Riyadh: At first glance for Saudi Arabia, the 2023 AFC U-20 Asian Cup that kicks off on Wednesday looks a little like last June’s U-23 Championships which was won by the young Green Falcons.
Firstly, the venue is once again Uzbekistan, the scene of the triumph from nine months ago.
Secondly, Saudi Arabia are, once more, in Group D. And thirdly, Japan are again present as are a Central Asian nation, though this time Kyrgyzstan instead of Tajikistan, and there is also a dark horse in the shape of China and not the UAE.
Overall, it follows the same classic format: 16 teams split into four groups of four with the top two from each going into the knockout stages where the fun will really begin.
Throw in the fact that Saudi Arabia are the defending champions at this age level — though the last time the tournament took place was in 2018 — and there is no doubt that they are one of the favorites to lift the trophy again.
Similar to the U-23 team last June, the opening game is against Central Asian opposition. Against Tajikistan, the U-23s got off to a great start with a 5-0 win. Abdullah Radif was one of the goalscorers that day as a teenager and is back in the squad this time around.
On loan from Al-Hilal to Al-Taawoun, the striker, who only recently entered his third decade, is one of the great hopes of Saudi Arabian football and has also appeared for the senior national team. He made his debut in the Arab Cup at the end of 2021 and also played in a couple of friendlies against Iceland and North Macedonia in the preparation period for the World Cup.
If he can handle the expectations, Radif could be one of the stars of the next few weeks.
He was also top scorer at the 2022 Arab Cup U-20 when his six goals helped Saudi Arabia to the title. Then, the best player award went to Musab Al-Juwayr, one of Asia’s brightest young stars. The Al-Hilal youngster has already had quite a year.
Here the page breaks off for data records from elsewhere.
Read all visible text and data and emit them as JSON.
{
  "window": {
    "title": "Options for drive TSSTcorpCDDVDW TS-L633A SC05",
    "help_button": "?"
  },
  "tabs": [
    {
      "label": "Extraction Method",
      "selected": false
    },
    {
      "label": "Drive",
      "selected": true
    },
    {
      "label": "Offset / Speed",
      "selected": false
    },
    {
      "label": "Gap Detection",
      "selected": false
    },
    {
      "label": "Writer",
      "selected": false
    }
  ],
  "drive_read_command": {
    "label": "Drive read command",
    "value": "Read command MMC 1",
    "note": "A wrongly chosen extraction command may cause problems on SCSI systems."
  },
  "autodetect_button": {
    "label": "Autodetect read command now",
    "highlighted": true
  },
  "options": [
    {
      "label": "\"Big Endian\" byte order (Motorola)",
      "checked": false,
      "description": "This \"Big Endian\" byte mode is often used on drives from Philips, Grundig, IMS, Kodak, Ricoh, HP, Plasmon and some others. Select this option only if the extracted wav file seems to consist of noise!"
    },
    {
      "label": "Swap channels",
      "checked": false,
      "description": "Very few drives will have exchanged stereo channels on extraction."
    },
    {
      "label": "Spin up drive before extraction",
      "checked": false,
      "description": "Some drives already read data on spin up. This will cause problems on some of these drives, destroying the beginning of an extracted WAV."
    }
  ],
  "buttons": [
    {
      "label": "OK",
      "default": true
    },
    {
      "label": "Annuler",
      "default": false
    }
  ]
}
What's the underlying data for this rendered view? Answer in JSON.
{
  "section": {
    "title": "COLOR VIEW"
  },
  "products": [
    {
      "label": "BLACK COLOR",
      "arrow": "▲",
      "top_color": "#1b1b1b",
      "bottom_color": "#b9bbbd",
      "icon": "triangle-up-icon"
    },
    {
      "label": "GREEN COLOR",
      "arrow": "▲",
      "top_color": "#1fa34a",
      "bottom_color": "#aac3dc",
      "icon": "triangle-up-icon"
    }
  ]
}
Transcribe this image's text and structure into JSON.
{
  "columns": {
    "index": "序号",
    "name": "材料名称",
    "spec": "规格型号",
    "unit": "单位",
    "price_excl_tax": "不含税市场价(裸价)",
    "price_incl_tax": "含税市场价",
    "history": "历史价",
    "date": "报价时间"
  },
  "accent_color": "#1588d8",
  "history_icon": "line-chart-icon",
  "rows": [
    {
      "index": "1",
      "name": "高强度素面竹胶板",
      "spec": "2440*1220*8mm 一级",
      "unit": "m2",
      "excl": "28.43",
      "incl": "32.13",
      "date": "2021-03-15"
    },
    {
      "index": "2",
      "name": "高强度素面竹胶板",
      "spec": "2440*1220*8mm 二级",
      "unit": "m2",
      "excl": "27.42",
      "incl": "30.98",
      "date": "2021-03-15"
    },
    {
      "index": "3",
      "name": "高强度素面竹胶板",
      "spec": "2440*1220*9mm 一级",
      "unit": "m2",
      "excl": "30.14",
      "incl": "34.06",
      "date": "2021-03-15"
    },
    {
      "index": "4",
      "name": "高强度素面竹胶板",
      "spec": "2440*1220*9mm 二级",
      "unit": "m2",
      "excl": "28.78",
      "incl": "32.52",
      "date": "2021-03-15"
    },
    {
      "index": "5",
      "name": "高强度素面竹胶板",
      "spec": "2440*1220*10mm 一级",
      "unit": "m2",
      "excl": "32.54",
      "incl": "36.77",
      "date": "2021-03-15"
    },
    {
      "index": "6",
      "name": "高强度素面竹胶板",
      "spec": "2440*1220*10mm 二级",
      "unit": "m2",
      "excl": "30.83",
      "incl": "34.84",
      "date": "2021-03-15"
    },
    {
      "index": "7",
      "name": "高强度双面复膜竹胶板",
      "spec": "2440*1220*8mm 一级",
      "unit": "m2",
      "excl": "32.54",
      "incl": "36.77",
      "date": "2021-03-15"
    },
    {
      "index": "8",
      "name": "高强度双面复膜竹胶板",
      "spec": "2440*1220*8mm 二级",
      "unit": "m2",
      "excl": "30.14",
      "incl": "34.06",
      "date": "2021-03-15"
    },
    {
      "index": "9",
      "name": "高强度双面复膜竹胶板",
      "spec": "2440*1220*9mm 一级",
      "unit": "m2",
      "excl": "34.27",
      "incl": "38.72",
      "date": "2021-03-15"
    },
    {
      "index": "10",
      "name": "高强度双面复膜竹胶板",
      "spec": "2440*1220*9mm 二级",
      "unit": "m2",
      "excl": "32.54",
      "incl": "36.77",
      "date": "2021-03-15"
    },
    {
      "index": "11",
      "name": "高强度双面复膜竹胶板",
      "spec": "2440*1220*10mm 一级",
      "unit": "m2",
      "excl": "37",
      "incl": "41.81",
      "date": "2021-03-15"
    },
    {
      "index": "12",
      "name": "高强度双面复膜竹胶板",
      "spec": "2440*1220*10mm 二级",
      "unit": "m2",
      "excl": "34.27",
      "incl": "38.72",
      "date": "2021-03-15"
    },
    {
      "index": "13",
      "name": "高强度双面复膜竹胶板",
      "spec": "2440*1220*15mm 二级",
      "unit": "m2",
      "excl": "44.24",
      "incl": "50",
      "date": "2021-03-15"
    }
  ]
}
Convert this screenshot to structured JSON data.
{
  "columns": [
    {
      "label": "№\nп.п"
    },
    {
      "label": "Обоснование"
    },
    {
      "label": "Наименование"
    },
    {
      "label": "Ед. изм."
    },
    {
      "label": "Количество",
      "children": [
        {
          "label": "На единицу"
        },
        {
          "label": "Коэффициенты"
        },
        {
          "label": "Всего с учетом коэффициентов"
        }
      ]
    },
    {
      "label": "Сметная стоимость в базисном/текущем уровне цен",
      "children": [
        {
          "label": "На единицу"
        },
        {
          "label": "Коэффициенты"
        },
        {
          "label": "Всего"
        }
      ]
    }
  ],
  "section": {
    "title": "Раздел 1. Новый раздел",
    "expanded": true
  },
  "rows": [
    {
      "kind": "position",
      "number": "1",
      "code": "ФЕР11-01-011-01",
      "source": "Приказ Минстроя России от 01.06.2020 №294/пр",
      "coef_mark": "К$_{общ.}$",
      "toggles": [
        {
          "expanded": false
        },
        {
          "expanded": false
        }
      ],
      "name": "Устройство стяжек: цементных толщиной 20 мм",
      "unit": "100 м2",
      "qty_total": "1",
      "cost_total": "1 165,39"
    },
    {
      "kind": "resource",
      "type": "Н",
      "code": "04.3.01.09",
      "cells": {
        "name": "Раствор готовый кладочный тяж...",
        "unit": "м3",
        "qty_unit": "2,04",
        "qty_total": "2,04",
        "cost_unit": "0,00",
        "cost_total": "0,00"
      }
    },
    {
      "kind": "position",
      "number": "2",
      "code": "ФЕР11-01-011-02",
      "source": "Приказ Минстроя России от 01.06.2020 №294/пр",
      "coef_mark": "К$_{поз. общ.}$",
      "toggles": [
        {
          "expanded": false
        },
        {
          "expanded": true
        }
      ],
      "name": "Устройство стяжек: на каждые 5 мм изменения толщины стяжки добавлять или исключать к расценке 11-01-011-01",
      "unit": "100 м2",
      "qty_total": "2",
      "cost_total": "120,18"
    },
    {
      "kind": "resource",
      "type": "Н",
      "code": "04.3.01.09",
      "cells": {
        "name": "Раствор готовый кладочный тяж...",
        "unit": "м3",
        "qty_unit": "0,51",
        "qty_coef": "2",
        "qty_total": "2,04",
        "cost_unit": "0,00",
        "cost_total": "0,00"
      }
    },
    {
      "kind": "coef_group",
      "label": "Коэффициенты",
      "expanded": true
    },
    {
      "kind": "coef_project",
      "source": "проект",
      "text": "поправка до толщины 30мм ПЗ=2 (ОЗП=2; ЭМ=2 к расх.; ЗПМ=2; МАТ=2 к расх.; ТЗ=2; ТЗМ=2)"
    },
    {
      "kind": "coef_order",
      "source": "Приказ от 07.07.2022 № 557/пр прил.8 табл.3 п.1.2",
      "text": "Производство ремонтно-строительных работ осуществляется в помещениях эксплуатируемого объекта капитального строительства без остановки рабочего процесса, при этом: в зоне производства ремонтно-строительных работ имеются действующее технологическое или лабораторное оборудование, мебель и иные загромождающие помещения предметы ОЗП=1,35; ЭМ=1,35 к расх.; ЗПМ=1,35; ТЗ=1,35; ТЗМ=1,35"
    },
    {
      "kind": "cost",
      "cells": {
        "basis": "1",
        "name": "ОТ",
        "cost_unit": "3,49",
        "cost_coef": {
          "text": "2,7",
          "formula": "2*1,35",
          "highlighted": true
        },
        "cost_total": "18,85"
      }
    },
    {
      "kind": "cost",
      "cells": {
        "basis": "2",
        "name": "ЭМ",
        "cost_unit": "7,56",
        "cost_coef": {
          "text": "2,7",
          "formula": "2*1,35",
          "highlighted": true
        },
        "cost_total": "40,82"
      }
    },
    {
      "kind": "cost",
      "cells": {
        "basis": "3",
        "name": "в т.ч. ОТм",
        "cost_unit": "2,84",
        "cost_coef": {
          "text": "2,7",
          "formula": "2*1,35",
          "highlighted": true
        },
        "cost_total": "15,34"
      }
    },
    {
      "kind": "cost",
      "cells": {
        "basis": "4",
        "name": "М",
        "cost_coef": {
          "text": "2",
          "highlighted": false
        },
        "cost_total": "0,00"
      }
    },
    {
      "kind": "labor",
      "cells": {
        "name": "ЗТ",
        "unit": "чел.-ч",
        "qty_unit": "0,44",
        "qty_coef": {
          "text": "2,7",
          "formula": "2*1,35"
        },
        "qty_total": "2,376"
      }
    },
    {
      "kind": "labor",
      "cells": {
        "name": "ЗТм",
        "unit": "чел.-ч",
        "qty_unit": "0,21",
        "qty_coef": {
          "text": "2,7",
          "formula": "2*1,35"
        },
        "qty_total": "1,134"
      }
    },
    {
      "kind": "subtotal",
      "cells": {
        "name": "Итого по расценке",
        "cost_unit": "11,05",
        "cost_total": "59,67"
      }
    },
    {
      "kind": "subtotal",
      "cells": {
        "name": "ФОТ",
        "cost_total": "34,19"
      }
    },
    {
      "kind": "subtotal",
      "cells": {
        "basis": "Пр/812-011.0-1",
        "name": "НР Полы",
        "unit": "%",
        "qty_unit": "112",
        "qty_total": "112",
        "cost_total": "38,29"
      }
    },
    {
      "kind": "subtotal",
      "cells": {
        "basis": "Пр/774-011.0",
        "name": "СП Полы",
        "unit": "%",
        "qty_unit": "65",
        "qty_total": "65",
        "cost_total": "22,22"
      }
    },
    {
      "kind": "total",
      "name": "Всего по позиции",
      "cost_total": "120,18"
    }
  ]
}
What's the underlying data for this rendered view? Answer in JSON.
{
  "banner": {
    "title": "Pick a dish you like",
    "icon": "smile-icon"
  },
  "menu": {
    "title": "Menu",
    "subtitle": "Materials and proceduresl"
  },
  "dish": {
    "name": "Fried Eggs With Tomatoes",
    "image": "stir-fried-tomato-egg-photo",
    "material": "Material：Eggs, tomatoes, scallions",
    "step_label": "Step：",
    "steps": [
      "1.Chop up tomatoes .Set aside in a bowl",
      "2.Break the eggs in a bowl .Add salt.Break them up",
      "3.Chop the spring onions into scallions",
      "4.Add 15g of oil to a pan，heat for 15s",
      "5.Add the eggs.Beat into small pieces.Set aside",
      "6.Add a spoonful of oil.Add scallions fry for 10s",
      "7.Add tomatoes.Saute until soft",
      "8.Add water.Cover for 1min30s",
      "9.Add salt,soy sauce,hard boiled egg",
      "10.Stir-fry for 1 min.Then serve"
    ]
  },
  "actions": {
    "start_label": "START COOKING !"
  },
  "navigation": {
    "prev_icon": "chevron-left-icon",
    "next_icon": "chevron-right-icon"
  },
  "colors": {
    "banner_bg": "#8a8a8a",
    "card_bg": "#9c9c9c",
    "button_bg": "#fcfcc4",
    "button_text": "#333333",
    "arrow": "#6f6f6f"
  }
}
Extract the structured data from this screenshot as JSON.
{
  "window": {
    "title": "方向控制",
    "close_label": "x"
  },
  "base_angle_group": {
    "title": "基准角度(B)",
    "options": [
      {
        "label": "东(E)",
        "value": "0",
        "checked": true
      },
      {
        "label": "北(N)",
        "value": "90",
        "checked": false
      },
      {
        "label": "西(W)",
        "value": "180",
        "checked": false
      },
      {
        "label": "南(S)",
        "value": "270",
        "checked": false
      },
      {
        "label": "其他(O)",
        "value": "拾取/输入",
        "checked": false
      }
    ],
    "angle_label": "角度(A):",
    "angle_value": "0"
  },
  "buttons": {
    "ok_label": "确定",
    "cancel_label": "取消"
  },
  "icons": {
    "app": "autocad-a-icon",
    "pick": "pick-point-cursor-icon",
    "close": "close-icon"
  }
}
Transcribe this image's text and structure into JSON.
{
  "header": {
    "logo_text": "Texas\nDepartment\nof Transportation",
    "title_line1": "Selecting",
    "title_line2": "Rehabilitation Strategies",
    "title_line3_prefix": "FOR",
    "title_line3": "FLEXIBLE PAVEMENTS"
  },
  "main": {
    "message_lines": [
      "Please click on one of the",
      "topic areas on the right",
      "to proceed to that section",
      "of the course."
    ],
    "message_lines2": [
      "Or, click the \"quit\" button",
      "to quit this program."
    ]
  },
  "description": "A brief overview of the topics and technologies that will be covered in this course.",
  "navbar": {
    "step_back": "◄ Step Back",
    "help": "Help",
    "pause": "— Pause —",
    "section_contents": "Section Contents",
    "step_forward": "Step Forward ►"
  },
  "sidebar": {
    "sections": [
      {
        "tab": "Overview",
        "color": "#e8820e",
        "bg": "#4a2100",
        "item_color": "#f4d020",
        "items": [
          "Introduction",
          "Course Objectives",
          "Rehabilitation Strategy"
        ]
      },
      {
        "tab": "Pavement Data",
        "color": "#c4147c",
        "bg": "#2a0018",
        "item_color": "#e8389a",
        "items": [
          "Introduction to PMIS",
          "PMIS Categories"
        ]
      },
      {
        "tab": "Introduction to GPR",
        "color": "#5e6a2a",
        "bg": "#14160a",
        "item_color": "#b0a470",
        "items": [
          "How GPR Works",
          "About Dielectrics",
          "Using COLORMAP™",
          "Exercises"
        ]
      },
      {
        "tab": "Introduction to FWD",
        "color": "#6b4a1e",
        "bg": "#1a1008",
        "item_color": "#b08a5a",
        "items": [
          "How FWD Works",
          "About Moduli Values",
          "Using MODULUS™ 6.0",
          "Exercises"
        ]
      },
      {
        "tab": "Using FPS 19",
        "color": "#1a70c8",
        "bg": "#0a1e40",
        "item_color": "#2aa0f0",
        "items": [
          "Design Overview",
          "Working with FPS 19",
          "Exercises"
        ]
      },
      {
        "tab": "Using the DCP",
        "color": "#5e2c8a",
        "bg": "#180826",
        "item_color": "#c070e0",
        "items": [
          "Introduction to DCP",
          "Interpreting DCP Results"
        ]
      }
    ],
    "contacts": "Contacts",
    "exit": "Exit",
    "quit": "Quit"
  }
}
He scored for Saudi Arabia against Yemen in the Gulf Cup in January and also made his mark for Al-Hilal at the FIFA Club World Cup last month.
He came off the bench in extra-time of the clash between the Asian champions and African champions Wydad AC, on the home soil of their rivals and in front of a huge and passionate Moroccan crowd. The midfielder was given the fifth penalty of the shootout and showed nerves of steel in dispatching the last kick that broke the hearts of 50,000 fans in the stadium to send Al-Hilal through. There can be few, if any, other players with that kind of experience in this tournament.
Coach Saleh Al-Mohammadi was in charge for the victorious U-20 Arab Cup campaign and can cement his reputation with more success and follow in the footsteps of U-23 boss Saad Al-Shehri.
After the opener against Kyrgyzstan comes China, a team that Saudi Arabia defeated in qualification last September. Football in China is going through the doldrums, and it would be a surprise if they finish above Japan or Saudi Arabia. The plan will be to try and qualify for the knockout stages before the final game against the Japanese, a talented team that will also be looking to go far.
If all goes well in Group D, then Saudi Arabia could well face fellow Arab teams Oman or Jordan in the quarter-finals. Jordan topped their qualification group above Syria though and want to build on that momentum.
Oman are looking to try and follow in the footsteps of the senior team who impressed in qualification for the 2022 World Cup when they finished just behind Australia under Branko Ivankovic.
With Spanish coach David Gordo at the helm of the youngsters, the hope in Muscat is that Oman are on their way to establishing a style of playing that goes across the various national teams, and training camps in Qatar and Uzbekistan means they will be well-prepared.
After the disaster of the World Cup with three defeats on home soil, Qatar are desperately looking for some good news. Spanish coach Inaki Gonzalez led the team through qualification with impressive smoothness as they won all four games, scoring 14 and conceding just once. The group, along with Australia, Iran, and Vietnam, is a tough one however but should they get to the quarter-finals then anything could happen.
Then in Group A are Syria and Iraq. Hosts Uzbekistan are expected to take one of the top two spots, meaning that the two Arab teams may be fighting it out with an Indonesia team expected to present a stiff challenge.
Saudi Arabia will not fear anyone. Things have been going very well in the country’s football scene of late, as last June’s U-23 win in Uzbekistan showed. There is no reason why the U-20 team cannot do something similar.